Cancer cells can protect themselves by creating shields, disguising themselves, or producing proteins that renders T-cells – which play a central role in the body’s immune response – inoperative. But drugs have been created to break down these barriers, allowing the T-cells to go after the cancer cells.

And even when a cancer develops resistance to these drugs – which may happen eventually – doctors may be able to design “second-line drugs” that target another genetic mutation, giving patients yet another shot at fighting the cancer.

Targeted therapy can also be combined with traditional treatments like chemotherapy, raising the chances of response from say, 10 per cent to as high as 70 per cent, says Dr Khoo.

What also helps is that the genetic testing is getting more effective, and in some cases, less costly.

However, Dr Khoo stresses that targeted therapy and immunotherapy are not suitable for all cancers, at least for now. Immunotherapy, for instance, has been shown to be effective for melanoma, lung cancer, bladder cancer, certain lymphomas, head and neck cancer, some colon and kidney cancers. “I think the list will probably grow with time,” he says.

Dr Khoo recalls a lung cancer patient whom he treated in the mid-1990s. Then, the only known treatment was chemotherapy, and the woman passed away after six months.

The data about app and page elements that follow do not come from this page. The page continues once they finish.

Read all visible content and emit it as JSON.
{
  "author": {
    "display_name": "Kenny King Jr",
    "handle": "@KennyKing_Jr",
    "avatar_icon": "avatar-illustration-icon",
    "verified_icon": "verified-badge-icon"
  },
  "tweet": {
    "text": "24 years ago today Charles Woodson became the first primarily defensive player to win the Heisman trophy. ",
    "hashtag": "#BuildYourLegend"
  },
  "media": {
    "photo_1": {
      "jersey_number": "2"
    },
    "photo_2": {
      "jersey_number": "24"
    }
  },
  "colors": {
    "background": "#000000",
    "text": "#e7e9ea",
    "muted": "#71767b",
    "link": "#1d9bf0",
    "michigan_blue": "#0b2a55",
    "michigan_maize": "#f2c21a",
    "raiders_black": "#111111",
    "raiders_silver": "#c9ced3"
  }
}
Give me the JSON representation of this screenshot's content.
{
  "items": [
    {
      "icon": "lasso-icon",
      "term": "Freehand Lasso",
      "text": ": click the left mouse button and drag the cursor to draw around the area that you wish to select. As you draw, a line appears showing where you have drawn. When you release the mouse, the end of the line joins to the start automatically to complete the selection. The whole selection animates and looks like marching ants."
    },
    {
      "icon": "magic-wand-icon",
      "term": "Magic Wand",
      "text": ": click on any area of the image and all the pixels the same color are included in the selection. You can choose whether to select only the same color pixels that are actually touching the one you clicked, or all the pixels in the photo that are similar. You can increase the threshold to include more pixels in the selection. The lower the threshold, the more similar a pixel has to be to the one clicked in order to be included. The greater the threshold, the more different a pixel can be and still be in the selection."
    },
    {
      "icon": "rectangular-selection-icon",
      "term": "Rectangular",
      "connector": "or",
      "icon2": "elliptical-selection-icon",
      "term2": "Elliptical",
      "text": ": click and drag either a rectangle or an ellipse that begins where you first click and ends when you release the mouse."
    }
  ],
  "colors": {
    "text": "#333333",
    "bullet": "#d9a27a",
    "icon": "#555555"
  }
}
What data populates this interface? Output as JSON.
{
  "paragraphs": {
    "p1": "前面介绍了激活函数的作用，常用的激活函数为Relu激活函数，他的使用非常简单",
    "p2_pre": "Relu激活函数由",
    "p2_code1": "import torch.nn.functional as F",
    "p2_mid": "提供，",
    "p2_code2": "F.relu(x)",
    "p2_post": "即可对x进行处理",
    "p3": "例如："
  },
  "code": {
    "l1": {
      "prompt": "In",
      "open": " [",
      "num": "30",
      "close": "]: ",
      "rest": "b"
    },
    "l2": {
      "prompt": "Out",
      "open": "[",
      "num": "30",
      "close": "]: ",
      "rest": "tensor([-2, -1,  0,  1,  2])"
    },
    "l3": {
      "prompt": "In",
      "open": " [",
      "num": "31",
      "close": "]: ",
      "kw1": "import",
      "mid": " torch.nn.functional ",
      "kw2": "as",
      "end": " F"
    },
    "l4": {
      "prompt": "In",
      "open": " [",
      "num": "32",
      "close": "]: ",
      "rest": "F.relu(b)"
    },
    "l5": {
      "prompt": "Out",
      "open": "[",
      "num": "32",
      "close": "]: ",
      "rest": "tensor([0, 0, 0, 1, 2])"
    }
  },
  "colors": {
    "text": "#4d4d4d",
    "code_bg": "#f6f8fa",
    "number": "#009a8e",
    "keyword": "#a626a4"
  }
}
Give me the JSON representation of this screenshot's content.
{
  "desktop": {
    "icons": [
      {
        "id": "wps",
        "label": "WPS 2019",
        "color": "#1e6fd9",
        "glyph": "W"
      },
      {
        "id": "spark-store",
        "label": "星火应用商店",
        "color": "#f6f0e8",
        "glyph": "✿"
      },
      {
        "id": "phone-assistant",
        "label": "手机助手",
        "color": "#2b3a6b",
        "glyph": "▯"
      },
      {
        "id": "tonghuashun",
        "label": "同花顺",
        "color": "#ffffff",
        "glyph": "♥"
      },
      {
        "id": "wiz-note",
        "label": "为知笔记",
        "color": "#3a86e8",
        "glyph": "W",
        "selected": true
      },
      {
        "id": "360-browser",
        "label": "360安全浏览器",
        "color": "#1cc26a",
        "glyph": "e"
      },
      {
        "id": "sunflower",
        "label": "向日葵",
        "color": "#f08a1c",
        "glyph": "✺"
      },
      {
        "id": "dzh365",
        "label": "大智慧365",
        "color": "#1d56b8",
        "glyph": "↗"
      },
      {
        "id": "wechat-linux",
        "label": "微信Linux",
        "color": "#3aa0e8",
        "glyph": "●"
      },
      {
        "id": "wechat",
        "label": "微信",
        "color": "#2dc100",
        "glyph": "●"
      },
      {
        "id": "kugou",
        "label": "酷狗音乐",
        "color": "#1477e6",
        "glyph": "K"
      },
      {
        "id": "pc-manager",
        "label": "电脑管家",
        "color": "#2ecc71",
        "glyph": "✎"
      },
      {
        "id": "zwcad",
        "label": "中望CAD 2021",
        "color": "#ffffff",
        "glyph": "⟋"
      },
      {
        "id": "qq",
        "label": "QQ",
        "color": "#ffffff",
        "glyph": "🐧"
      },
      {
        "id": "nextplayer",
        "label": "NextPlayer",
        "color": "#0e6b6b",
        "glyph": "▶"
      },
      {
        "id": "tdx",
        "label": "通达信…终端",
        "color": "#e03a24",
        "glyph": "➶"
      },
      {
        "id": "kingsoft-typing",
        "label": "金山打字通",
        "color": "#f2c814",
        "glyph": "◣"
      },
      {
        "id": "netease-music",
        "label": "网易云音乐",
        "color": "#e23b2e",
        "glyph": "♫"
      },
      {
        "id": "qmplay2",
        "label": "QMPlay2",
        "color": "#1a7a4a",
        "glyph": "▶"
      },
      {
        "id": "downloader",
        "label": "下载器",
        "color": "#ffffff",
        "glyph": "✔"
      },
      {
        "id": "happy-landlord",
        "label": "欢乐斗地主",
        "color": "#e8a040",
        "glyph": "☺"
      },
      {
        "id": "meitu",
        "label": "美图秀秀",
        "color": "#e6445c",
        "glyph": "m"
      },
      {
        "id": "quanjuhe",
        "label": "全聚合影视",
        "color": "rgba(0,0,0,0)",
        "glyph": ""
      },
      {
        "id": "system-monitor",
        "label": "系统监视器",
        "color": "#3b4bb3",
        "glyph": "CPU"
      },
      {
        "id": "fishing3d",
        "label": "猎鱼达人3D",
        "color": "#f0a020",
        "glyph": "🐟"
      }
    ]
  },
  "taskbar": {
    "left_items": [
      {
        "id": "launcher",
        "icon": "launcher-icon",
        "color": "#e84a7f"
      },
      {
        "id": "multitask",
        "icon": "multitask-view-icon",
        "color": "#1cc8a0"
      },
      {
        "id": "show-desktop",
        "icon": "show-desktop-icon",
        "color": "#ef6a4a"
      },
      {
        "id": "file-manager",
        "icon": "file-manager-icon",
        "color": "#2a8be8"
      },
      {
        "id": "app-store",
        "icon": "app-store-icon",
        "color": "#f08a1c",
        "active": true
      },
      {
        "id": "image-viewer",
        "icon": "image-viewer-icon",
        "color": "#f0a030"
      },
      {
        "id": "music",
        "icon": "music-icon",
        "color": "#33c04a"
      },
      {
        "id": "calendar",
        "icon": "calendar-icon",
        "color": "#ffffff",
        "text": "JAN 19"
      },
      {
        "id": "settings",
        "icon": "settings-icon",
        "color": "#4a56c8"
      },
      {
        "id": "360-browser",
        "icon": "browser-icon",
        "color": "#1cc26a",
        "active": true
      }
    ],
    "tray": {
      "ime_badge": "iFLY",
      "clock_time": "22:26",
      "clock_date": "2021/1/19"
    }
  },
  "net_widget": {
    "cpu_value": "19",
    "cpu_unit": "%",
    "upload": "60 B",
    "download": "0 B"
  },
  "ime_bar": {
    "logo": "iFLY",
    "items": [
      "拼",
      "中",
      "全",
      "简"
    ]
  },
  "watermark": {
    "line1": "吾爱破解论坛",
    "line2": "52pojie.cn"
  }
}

Looking back, he said, he believes that her cancer involved an EGFR mutation that doctors know about today.

“Had she lived today, she would have had been much better off,” he says.

Written by Kok Bee Eng



Tags: cancer drugs, cancer latest breakthrough, cancer mutation, chemotherapy, immunotherapy, new ways to treat cancer, pathology, targeted therapy